Earlier this year I took a trip to Tulum, Mexico. It is a beautiful sandy escape perfect for lounging on the beach with drink in hand, until well bronzed and ready for a siesta.
On the first day of my trip, I found myself appropriately standing barefoot in the sand and belly up to a bar contemplating my drink order. It didn’t take more than a moment to come to my conclusion.
“Una Michelada, por favor”
This is one of my very favorite beverages ideal for vacation, daytime drinking. It is refreshing, and energizing with it’s satisfying punch of flavor in every sip.
And as I sat on the beach enjoying mine, I thought, I must share this with you.
A Michelada is a Mexican-born, mixed drink made with beer. Many call it the Mexican equivalent to a Bloody Mary. It includes beer, tomato juice, lemon or lime, salt and hot sauce.
Much of the time people use a mixer called Clamato – made from concentrated tomato juice, spices and clam broth. And although any tomato juice will do, Clamato adds the perfect touch.
There are many variations on Micheladas. Some include Worcestershire sauce, bits of Serrano peppers or even soy sauce. In some regions you’ll find no tomato component at all in your Michelada – just lime, salt and chile powder.
I would find it fascinating and fun to tour Mexico, trying different Micheladas as I go.
In the meantime, I would suggest asking for a Michelada the next time you eat at a Mexican restaurant. The drink may not be on the average menu, but the ingredients will most likely be in the kitchen.

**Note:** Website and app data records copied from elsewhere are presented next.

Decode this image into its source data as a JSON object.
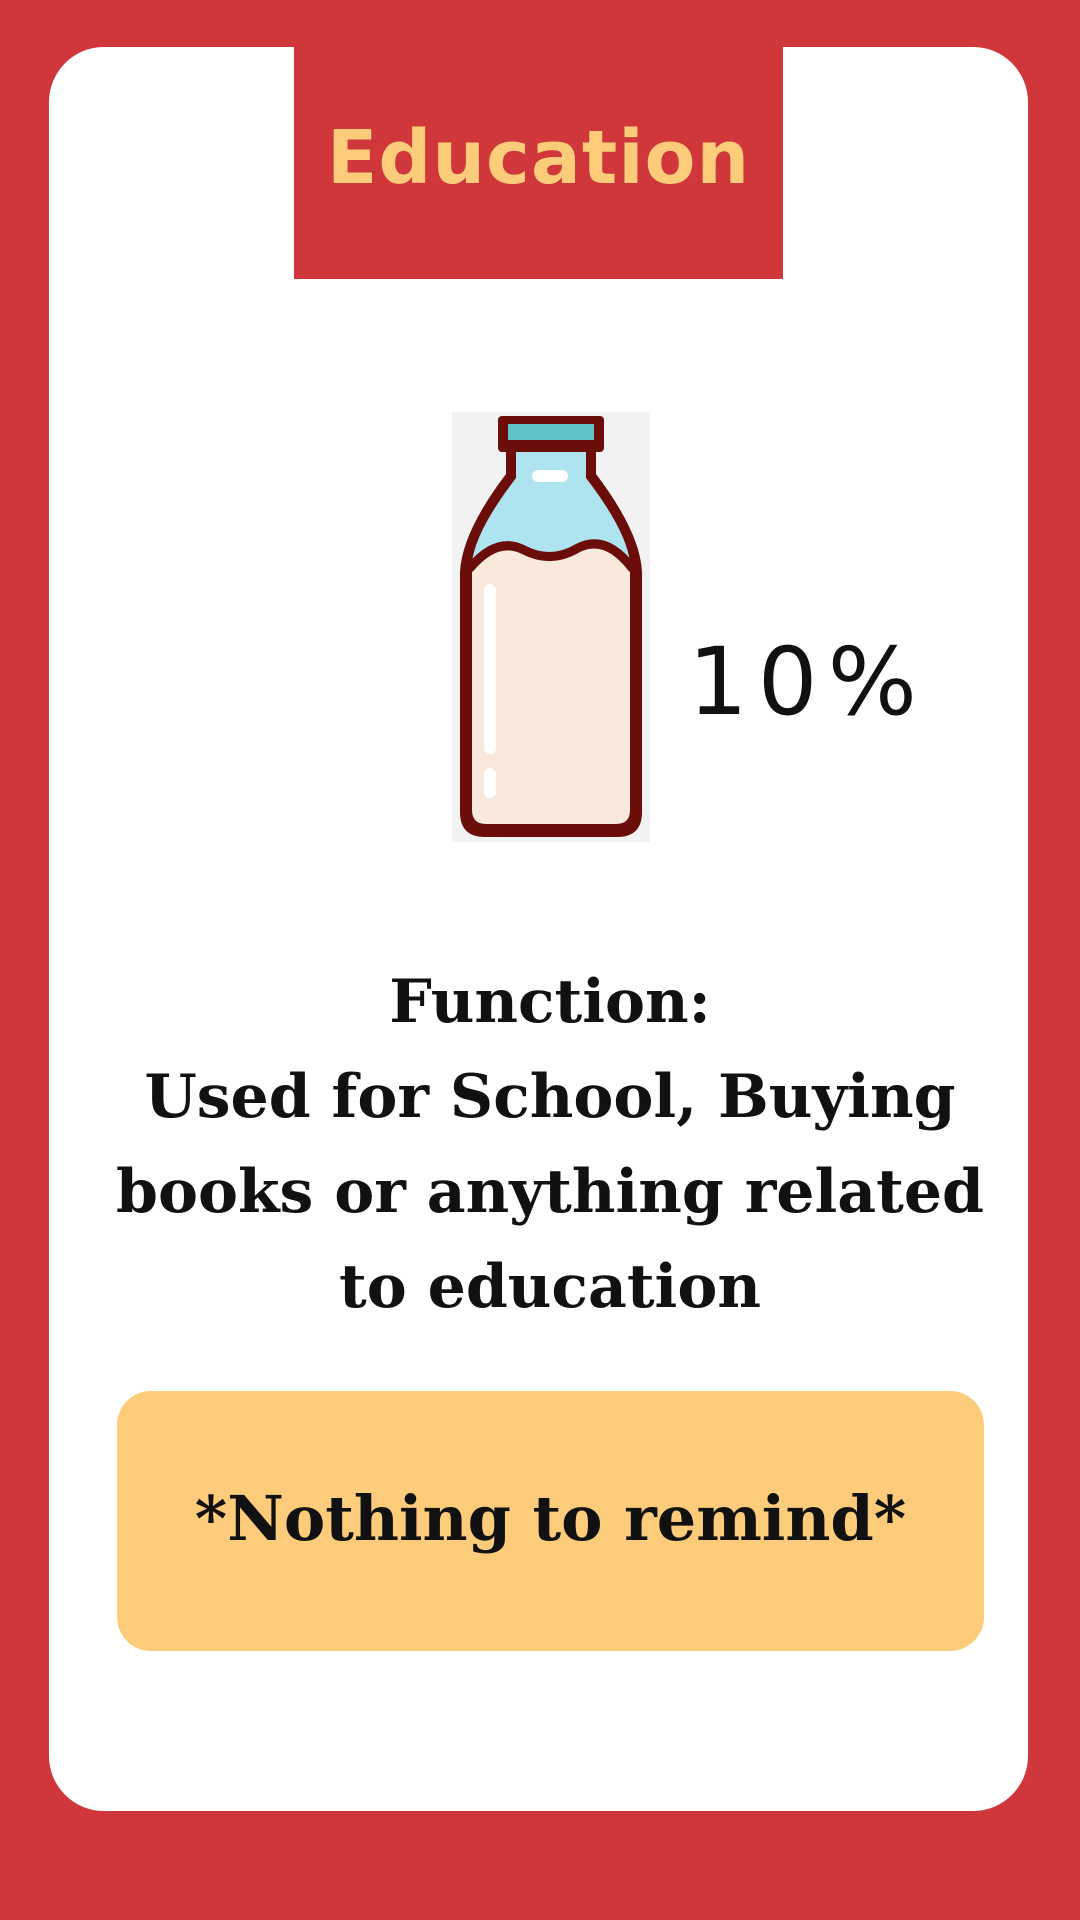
{
  "header": {
    "title": "Education"
  },
  "budget": {
    "icon": "milk-bottle-icon",
    "percentage_label": "10%",
    "percentage_value": 10
  },
  "function": {
    "heading": "Function:",
    "lines": [
      "Used for School, Buying",
      "books or anything related",
      "to education"
    ]
  },
  "reminder": {
    "text": "*Nothing to remind*"
  },
  "colors": {
    "background": "#cf373a",
    "card": "#ffffff",
    "header_text": "#fdcc7b",
    "reminder_box": "#fdcc7b",
    "text": "#111111"
  }
}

And in case you want to try the recipe at home, here is mine. And I’ve been able to find Clamato at most supermarkets.
Beer (Negra Modelo or Pacifico)
Cholula Hot Sauce Original
Lemon or Lime
Add ice to your cup of choice. Fill the glass 1/3 full with Clamato. Add two dashes Cholula, one dash Worcestershire Sauce, two pinches of salt, a half a lime or ¼ lemon (throw rind in there too) – stir to incorporate ingredients and make cold. Then fill the rest of the cup with beer. Stir again, gently. (Add extra hot sauce lemon or salt to taste.)
And voilà! Or rather in Spanish you’d say, “ahí está!”